A good rule: don't disclose information you wouldn't disclose over the phone or in person. And remember, your Social Security number or bank account number should not be required to make a purchase.

Delivery. Buying over the Internet also means relying on the company to deliver a quality product in a timely manner. To minimize risk, Salter suggests dealing with reputable companies and/or looking for companies that have again been reviewed by a third party.

BBBOnline offers their reliability seal to businesses they've identified as having a good track record, says Salter, who heads up the program.

To qualify for BBBOnLine's reliability seal, the company must have been in business for at least one year and must handle complaints responsibly. BBB also reviews the company's Web site to ensure all claims are accurate and visits each company on-site.

Lastly, to earn the BBBOnLine reliability seal, the company must make a commitment to work with BBB to resolve complaints. Currently, 5,600 companies have qualified.

Other considerations when it comes to delivery:

- Plan ahead and allow time for delivery. Delivery of products purchased online averages at least a week to 10 days.

- Ask about shipping costs. These are usually included in the purchase price, but some sites charge an additional fee, so be sure to ask. One bonus is that buyers are often exempt from sales tax on e-commerce products. But again, it's wise to ask if tax is included.

- Also ask about return policies. Like most retailers, many online sites allow you to return an unsatisfactory order within 30 days after receiving it. But, be aware that few e-commerce sites provide local services. And, performance complaints are handled by the manufacturer, not the online retailer.

Reputation. Finally, before making any Internet purchase know the reputation of the individual or company you plan to purchase from.

"We don't want to say only companies with our logo are safe to do business with, says Salter. "For example, Amazon.com doesn't have a BBB seal. They've built a good reputation and think they don't need it."
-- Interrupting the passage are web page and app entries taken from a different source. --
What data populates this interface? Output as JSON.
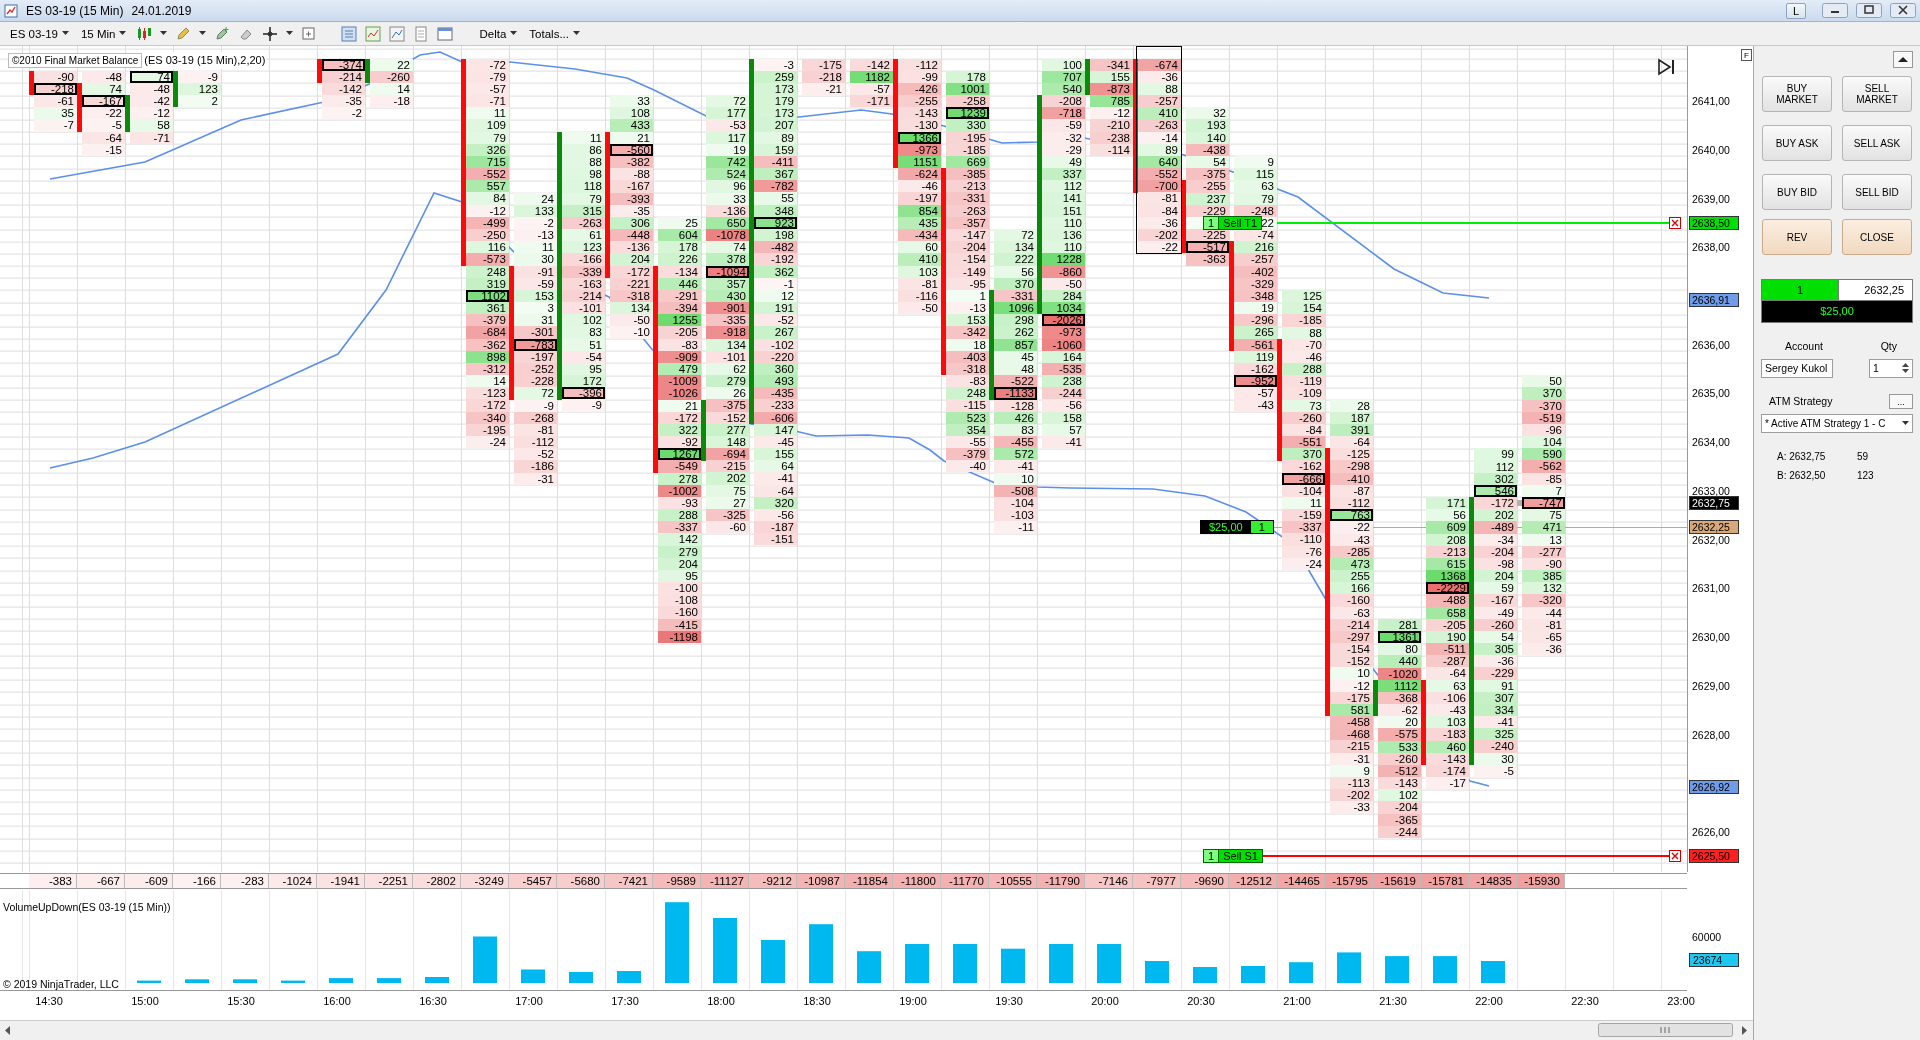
{
  "window": {
    "title": "ES 03-19 (15 Min)",
    "date": "24.01.2019",
    "corner_button": "L"
  },
  "toolbar": {
    "instrument": "ES 03-19",
    "interval": "15 Min",
    "menus": [
      "Delta",
      "Totals..."
    ]
  },
  "indicator_label": {
    "name": "©2010 Final Market Balance",
    "params": "(ES 03-19 (15 Min),2,20)"
  },
  "chart_corner_button": "F",
  "bars": [
    {
      "kind": "down",
      "outlined": false,
      "total": "-383",
      "cells_body": [
        "-90",
        {
          "value": "-218",
          "boxed": true
        }
      ],
      "cells_below": [
        "-61",
        "35",
        "-7"
      ]
    },
    {
      "kind": "down",
      "outlined": false,
      "total": "-667",
      "cells_above": [
        "-48"
      ],
      "cells_body": [
        "74",
        {
          "value": "-167",
          "boxed": true
        },
        "-22",
        "-5"
      ],
      "cells_below": [
        "-64",
        "-15"
      ]
    },
    {
      "kind": "up",
      "outlined": false,
      "total": "-609",
      "cells_above": [
        {
          "value": "74",
          "boxed": true
        },
        "-48"
      ],
      "cells_body": [
        "-42",
        "-12",
        "58"
      ],
      "cells_below": [
        "-71"
      ]
    },
    {
      "kind": "up",
      "outlined": false,
      "total": "-166",
      "cells_body": [
        "-9",
        "123",
        "2"
      ]
    },
    {
      "outlined": false,
      "total": "-283"
    },
    {
      "outlined": false,
      "total": "-1024"
    },
    {
      "kind": "down",
      "outlined": false,
      "total": "-1941",
      "cells_body": [
        {
          "value": "-374",
          "boxed": true
        },
        "-214"
      ],
      "cells_below": [
        "-142",
        "-35",
        "-2"
      ]
    },
    {
      "kind": "up",
      "outlined": false,
      "total": "-2251",
      "cells_body": [
        "22",
        "-260"
      ],
      "cells_below": [
        "14",
        "-18"
      ]
    },
    {
      "outlined": false,
      "total": "-2802"
    },
    {
      "kind": "down",
      "outlined": false,
      "total": "-3249",
      "cells_body": [
        "-72",
        "-79",
        "-57",
        "-71",
        "11",
        "109",
        "79",
        "326",
        "715",
        "-552",
        "557",
        "84",
        "-12",
        "-499",
        "-250",
        "116",
        "-573"
      ],
      "cells_below": [
        "248",
        "319",
        {
          "value": "1102",
          "boxed": true
        },
        "361",
        "-379",
        "-684",
        "-362",
        "898",
        "-312",
        "14",
        "-123",
        "-172",
        "-340",
        "-195",
        "-24"
      ]
    },
    {
      "kind": "down",
      "outlined": false,
      "total": "-5457",
      "cells_above": [
        "24",
        "133",
        "-2",
        "-13",
        "11",
        "30"
      ],
      "cells_body": [
        "-91",
        "-59",
        "153",
        "3",
        "31",
        "-301",
        {
          "value": "-783",
          "boxed": true
        },
        "-197",
        "-252",
        "-228",
        "72"
      ],
      "cells_below": [
        "-9",
        "-268",
        "-81",
        "-112",
        "-52",
        "-186",
        "-31"
      ]
    },
    {
      "kind": "up",
      "outlined": false,
      "total": "-5680",
      "cells_body": [
        "11",
        "86",
        "88",
        "98",
        "118",
        "79",
        "315",
        "-263",
        "61",
        "123",
        "-166",
        "-339",
        "-163",
        "-214",
        "-101",
        "102",
        "83",
        "51",
        "-54",
        "95",
        "172",
        {
          "value": "-396",
          "boxed": true
        }
      ],
      "cells_below": [
        "-9"
      ]
    },
    {
      "kind": "down",
      "outlined": false,
      "total": "-7421",
      "cells_above": [
        "33",
        "108",
        "433"
      ],
      "cells_body": [
        "21",
        {
          "value": "-560",
          "boxed": true
        },
        "-382",
        "-88",
        "-167",
        "-393",
        "-35",
        "306",
        "-448",
        "-136",
        "204",
        "-172"
      ],
      "cells_below": [
        "-221",
        "-318",
        "134",
        "-50",
        "-10"
      ]
    },
    {
      "kind": "down",
      "outlined": false,
      "total": "-9589",
      "cells_above": [
        "25",
        "604",
        "178",
        "226"
      ],
      "cells_body": [
        "-134",
        "446",
        "-291",
        "-394",
        "1255",
        "-205",
        "-83",
        "-909",
        "479",
        "-1009",
        "-1026",
        "21",
        "-172",
        "322",
        "-92",
        {
          "value": "1267",
          "boxed": true
        },
        "-549"
      ],
      "cells_below": [
        "278",
        "-1002",
        "-93",
        "288",
        "-337",
        "142",
        "279",
        "204",
        "95",
        "-100",
        "-108",
        "-160",
        "-415",
        "-1198"
      ]
    },
    {
      "kind": "up",
      "outlined": false,
      "total": "-11127",
      "cells_above": [
        "72",
        "177",
        "-53",
        "117",
        "19",
        "742",
        "524",
        "96",
        "33",
        "-136",
        "650",
        "-1078",
        "74",
        "378",
        {
          "value": "-1094",
          "boxed": true
        },
        "357",
        "430",
        "-901",
        "-335",
        "-918",
        "134",
        "-101",
        "62",
        "279",
        "26"
      ],
      "cells_body": [
        "-375",
        "-152",
        "277",
        "148",
        "-694"
      ],
      "cells_below": [
        "-215",
        "202",
        "75",
        "27",
        "-325",
        "-60"
      ]
    },
    {
      "kind": "up",
      "outlined": false,
      "total": "-9212",
      "cells_body": [
        "-3",
        "259",
        "173",
        "179",
        "173",
        "207",
        "89",
        "159",
        "-411",
        "367",
        "-782",
        "55",
        "348",
        {
          "value": "923",
          "boxed": true
        },
        "198",
        "-482",
        "-192",
        "362",
        "-1",
        "12",
        "191",
        "-52",
        "267",
        "-102",
        "-220",
        "360",
        "493",
        "-435",
        "-233",
        "-606"
      ],
      "cells_below": [
        "147",
        "-45",
        "155",
        "64",
        "-41",
        "-64",
        "320",
        "-56",
        "-187",
        "-151"
      ]
    },
    {
      "outlined": false,
      "total": "-10987",
      "cells": [
        "-175",
        "-218",
        "-21"
      ]
    },
    {
      "outlined": false,
      "total": "-11854",
      "cells": [
        "-142",
        "1182",
        "-57",
        "-171"
      ]
    },
    {
      "kind": "down",
      "outlined": false,
      "total": "-11800",
      "cells_body": [
        "-112",
        "-99",
        "-426",
        "-255",
        "-143",
        "-130",
        {
          "value": "1366",
          "boxed": true
        },
        "-973",
        "1151"
      ],
      "cells_below": [
        "-624",
        "-46",
        "-197",
        "854",
        "435",
        "-434",
        "60",
        "410",
        "103",
        "-81",
        "-116",
        "-50"
      ]
    },
    {
      "kind": "down",
      "outlined": false,
      "total": "-11770",
      "cells_above": [
        "178",
        "1001",
        "-258",
        {
          "value": "1239",
          "boxed": true
        },
        "330",
        "-195",
        "-185",
        "669"
      ],
      "cells_body": [
        "-385",
        "-213",
        "-331",
        "-263",
        "-357",
        "-147",
        "-204",
        "-154",
        "-149",
        "-95",
        "1",
        "-13",
        "153",
        "-342",
        "18",
        "-403",
        "-318"
      ],
      "cells_below": [
        "-83",
        "248",
        "-115",
        "523",
        "354",
        "-55",
        "-379",
        "-40"
      ]
    },
    {
      "kind": "up",
      "outlined": false,
      "total": "-10555",
      "cells_above": [
        "72",
        "134",
        "222",
        "56",
        "370"
      ],
      "cells_body": [
        "-331",
        "1096",
        "298",
        "262",
        "857",
        "45",
        "48",
        "-522",
        {
          "value": "-1133",
          "boxed": true
        }
      ],
      "cells_below": [
        "-128",
        "426",
        "83",
        "-455",
        "572",
        "-41",
        "10",
        "-508",
        "-104",
        "-103",
        "-11"
      ]
    },
    {
      "kind": "up",
      "outlined": false,
      "total": "-11790",
      "cells_above": [
        "100",
        "707",
        "540"
      ],
      "cells_body": [
        "-208",
        "-718",
        "-59",
        "-32",
        "-29",
        "49",
        "337",
        "112",
        "141",
        "151",
        "110",
        "136",
        "110",
        "1228",
        "-860",
        "-50",
        "284",
        "1034"
      ],
      "cells_below": [
        {
          "value": "-2026",
          "boxed": true
        },
        "-973",
        "-1060",
        "164",
        "-535",
        "238",
        "-244",
        "-56",
        "158",
        "57",
        "-41"
      ]
    },
    {
      "kind": "up",
      "outlined": false,
      "total": "-7146",
      "cells_body": [
        "-341",
        "155",
        "-873"
      ],
      "cells_below": [
        "785",
        "-12",
        "-210",
        "-238",
        "-114"
      ]
    },
    {
      "kind": "down",
      "outlined": true,
      "total": "-7977",
      "cells_body": [
        "-674",
        "-36",
        "88",
        "-257",
        "410",
        "-263",
        "-14",
        "89",
        "640",
        "-552",
        "-700"
      ],
      "cells_below": [
        "-81",
        "-84",
        "-36",
        "-202",
        "-22"
      ]
    },
    {
      "kind": "down",
      "outlined": false,
      "total": "-9690",
      "cells_above": [
        "32",
        "193",
        "140",
        "-438",
        "54",
        "-375"
      ],
      "cells_body": [
        "-255",
        "237",
        "-229",
        {
          "boxed": false
        },
        "-225",
        {
          "value": "-517",
          "boxed": true
        }
      ],
      "cells_below": [
        "-363"
      ]
    },
    {
      "kind": "down",
      "outlined": false,
      "total": "-12512",
      "cells_above": [
        "9",
        "115",
        "63",
        "79",
        "-248",
        "22",
        "-74"
      ],
      "cells_body": [
        "216",
        "-257",
        "-402",
        "-329",
        "-348",
        "19",
        "-296",
        "265",
        "-561"
      ],
      "cells_below": [
        "119",
        "-162",
        {
          "value": "-952",
          "boxed": true
        },
        "-57",
        "-43"
      ]
    },
    {
      "kind": "down",
      "outlined": false,
      "total": "-14465",
      "cells_above": [
        "125",
        "154",
        "-185",
        "88"
      ],
      "cells_body": [
        "-70",
        "-46",
        "288",
        "-119",
        "-109",
        "73",
        "-260",
        "-84",
        "-551",
        "370"
      ],
      "cells_below": [
        "-162",
        {
          "value": "-666",
          "boxed": true
        },
        "-104",
        "11",
        "-159",
        "-337",
        "-110",
        "-76",
        "-24"
      ]
    },
    {
      "kind": "down",
      "outlined": false,
      "total": "-15795",
      "cells_above": [
        "28",
        "187",
        "391",
        "-64"
      ],
      "cells_body": [
        "-125",
        "-298",
        "-410",
        "-87",
        "-112",
        {
          "value": "763",
          "boxed": true
        },
        "-22",
        "-43",
        "-285",
        "473",
        "255",
        "166",
        "-160",
        "-63",
        "-214",
        "-297",
        "-154",
        "-152",
        "10",
        "-12",
        "-175",
        "581"
      ],
      "cells_below": [
        "-458",
        "-468",
        "-215",
        "-31",
        "9",
        "-113",
        "-202",
        "-33"
      ]
    },
    {
      "kind": "up",
      "outlined": false,
      "total": "-15619",
      "cells_above": [
        "281",
        {
          "value": "1361",
          "boxed": true
        },
        "80",
        "440",
        "-1020"
      ],
      "cells_body": [
        "1112",
        "-368",
        "-62"
      ],
      "cells_below": [
        "20",
        "-575",
        "533",
        "-260",
        "-512",
        "-143",
        "102",
        "-204",
        "-365",
        "-244"
      ]
    },
    {
      "kind": "down",
      "outlined": false,
      "total": "-15781",
      "cells_above": [
        "171",
        "56",
        "609",
        "208",
        "-213",
        "615",
        "1368",
        {
          "value": "-2229",
          "boxed": true
        },
        "-488",
        "658",
        "-205",
        "190",
        "-511",
        "-287",
        "-64"
      ],
      "cells_body": [
        "63",
        "-106",
        "-43",
        "103",
        "-183",
        "460",
        "-143"
      ],
      "cells_below": [
        "-174",
        "-17"
      ]
    },
    {
      "kind": "up",
      "outlined": false,
      "total": "-14835",
      "cells_above": [
        "99",
        "112",
        "302",
        {
          "value": "546",
          "boxed": true
        }
      ],
      "cells_body": [
        "-172",
        "202",
        "-489",
        "-34",
        "-204",
        "-98",
        "204",
        "59",
        "-167",
        "-49",
        "-260",
        "54",
        "305",
        "-36",
        "-229",
        "91",
        "307",
        "334",
        "-41",
        "325",
        "-240",
        "30"
      ],
      "cells_below": [
        "-5"
      ]
    },
    {
      "kind": "flat",
      "outlined": false,
      "total": "-15930",
      "cells_above": [
        "50",
        "370",
        "-370",
        "-519",
        "-96",
        "104",
        "590",
        "-562",
        "-85",
        "7"
      ],
      "cells_body": [
        {
          "value": "-747",
          "boxed": true
        }
      ],
      "cells_below": [
        "75",
        "471",
        "13",
        "-277",
        "-90",
        "385",
        "132",
        "-320",
        "-44",
        "-81",
        "-65",
        "-36"
      ]
    }
  ],
  "price_axis": {
    "ticks": [
      "2641,00",
      "2640,00",
      "2639,00",
      "2638,00",
      "2636,00",
      "2635,00",
      "2634,00",
      "2633,00",
      "2632,00",
      "2631,00",
      "2630,00",
      "2629,00",
      "2628,00",
      "2626,00"
    ],
    "tags": [
      {
        "text": "2638,50",
        "color": "#00e000",
        "order": {
          "qty": "1",
          "label": "Sell T1",
          "color": "#00ee00"
        }
      },
      {
        "text": "2636,91",
        "color": "#6f9be8"
      },
      {
        "text": "2632,75",
        "color": "#000000"
      },
      {
        "text": "2632,25",
        "color": "#d8a878",
        "position": {
          "pnl": "$25,00",
          "qty": "1"
        }
      },
      {
        "text": "2626,92",
        "color": "#6f9be8"
      },
      {
        "text": "2625,50",
        "color": "#ff2020",
        "order": {
          "qty": "1",
          "label": "Sell S1",
          "color": "#ff0000"
        }
      }
    ]
  },
  "volume_panel": {
    "title": "VolumeUpDown(ES 03-19 (15 Min))",
    "axis_label": "60000",
    "value_tag": "23674",
    "copyright": "© 2019 NinjaTrader, LLC"
  },
  "time_axis": [
    "14:30",
    "15:00",
    "15:30",
    "16:00",
    "16:30",
    "17:00",
    "17:30",
    "18:00",
    "18:30",
    "19:00",
    "19:30",
    "20:00",
    "20:30",
    "21:00",
    "21:30",
    "22:00",
    "22:30",
    "23:00"
  ],
  "chart_trader": {
    "buttons": [
      {
        "label": "BUY MARKET",
        "kind": "order"
      },
      {
        "label": "SELL MARKET",
        "kind": "order"
      },
      {
        "label": "BUY ASK",
        "kind": "order"
      },
      {
        "label": "SELL ASK",
        "kind": "order"
      },
      {
        "label": "BUY BID",
        "kind": "order"
      },
      {
        "label": "SELL BID",
        "kind": "order"
      },
      {
        "label": "REV",
        "kind": "action"
      },
      {
        "label": "CLOSE",
        "kind": "action"
      }
    ],
    "position": {
      "qty": "1",
      "avg_price": "2632,25",
      "pnl": "$25,00"
    },
    "account_label": "Account",
    "qty_label": "Qty",
    "account": "Sergey Kukol",
    "qty": "1",
    "atm_label": "ATM Strategy",
    "atm_button": "...",
    "atm": "* Active ATM Strategy 1 - C",
    "ask": {
      "label": "A: 2632,75",
      "size": "59"
    },
    "bid": {
      "label": "B: 2632,50",
      "size": "123"
    }
  }
}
Instead, Salter says, the best rule of thumb is, "Do business with companies you trust."

To check a company's history contact the BBB at www.BBB.org or visit with others who have done business online.